YOUR OBJECTIVE:
Check every line of the data for the word "JSON", and copy those that have it.

RECORDS FOR PROCESSING:

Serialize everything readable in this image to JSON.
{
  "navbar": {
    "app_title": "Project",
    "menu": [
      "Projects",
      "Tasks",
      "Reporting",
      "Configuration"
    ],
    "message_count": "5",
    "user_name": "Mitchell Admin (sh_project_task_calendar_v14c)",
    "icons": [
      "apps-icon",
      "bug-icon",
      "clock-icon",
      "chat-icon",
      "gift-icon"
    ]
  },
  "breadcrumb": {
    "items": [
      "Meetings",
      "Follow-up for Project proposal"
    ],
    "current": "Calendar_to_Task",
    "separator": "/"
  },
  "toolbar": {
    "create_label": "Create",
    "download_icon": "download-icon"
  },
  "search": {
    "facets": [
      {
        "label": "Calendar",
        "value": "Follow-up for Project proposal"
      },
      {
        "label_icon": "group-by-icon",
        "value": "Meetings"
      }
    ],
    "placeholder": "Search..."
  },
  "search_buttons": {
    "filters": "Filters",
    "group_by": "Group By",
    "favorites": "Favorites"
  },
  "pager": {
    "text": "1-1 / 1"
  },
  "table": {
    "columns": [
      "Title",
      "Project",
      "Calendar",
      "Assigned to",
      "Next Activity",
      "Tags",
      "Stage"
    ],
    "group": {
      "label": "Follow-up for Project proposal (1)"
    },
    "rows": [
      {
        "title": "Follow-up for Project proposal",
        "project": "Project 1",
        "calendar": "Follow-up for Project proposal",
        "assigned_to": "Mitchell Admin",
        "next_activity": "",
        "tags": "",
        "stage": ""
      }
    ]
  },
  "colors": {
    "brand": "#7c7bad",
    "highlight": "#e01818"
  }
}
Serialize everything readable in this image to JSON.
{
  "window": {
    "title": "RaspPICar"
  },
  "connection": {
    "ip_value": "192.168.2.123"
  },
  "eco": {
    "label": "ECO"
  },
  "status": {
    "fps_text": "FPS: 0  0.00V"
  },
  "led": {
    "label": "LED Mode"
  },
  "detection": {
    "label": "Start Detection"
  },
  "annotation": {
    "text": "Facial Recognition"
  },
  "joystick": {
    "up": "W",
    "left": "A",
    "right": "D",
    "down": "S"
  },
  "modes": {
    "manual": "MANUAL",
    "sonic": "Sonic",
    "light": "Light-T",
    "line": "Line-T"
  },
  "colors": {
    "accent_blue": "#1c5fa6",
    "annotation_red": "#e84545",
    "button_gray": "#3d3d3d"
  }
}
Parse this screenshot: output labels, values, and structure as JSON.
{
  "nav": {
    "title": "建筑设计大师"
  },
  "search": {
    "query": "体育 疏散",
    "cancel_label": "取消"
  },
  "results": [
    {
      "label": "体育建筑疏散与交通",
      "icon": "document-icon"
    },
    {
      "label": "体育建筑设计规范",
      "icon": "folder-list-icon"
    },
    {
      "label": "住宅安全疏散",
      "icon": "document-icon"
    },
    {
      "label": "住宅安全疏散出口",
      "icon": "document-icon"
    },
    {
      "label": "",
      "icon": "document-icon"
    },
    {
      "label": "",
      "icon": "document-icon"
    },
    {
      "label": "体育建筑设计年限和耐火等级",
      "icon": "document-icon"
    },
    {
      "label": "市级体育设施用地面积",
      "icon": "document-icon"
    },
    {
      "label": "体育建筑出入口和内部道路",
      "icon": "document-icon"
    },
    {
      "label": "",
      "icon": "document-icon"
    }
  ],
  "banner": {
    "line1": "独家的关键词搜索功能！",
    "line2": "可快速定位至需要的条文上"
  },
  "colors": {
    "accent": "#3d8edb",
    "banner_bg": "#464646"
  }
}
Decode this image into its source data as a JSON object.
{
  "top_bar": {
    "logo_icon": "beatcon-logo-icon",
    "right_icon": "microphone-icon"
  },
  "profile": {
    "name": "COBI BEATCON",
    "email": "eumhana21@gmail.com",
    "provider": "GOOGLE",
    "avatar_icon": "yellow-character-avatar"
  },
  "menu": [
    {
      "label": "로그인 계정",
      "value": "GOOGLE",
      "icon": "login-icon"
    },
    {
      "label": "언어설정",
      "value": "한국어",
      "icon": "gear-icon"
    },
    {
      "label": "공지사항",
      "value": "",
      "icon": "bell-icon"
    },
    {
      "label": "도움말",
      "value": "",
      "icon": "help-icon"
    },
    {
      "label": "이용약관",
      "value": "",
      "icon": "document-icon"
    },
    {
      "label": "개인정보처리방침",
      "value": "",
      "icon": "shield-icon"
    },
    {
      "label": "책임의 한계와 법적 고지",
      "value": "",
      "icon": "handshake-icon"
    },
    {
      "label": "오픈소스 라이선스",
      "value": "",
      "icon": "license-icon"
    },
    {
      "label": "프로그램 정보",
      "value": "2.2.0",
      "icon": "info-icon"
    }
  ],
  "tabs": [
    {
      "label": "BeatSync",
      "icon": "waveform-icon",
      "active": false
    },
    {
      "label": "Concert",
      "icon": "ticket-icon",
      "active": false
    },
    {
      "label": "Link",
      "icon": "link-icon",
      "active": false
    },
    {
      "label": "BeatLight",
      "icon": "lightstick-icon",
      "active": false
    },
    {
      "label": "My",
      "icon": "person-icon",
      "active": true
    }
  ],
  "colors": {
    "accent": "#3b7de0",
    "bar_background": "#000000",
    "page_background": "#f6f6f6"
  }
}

THE COMPLETED TASK:
Serialize everything readable in this image to JSON.
Serialize everything readable in this image to JSON.
Parse this screenshot: output labels, values, and structure as JSON.
Decode this image into its source data as a JSON object.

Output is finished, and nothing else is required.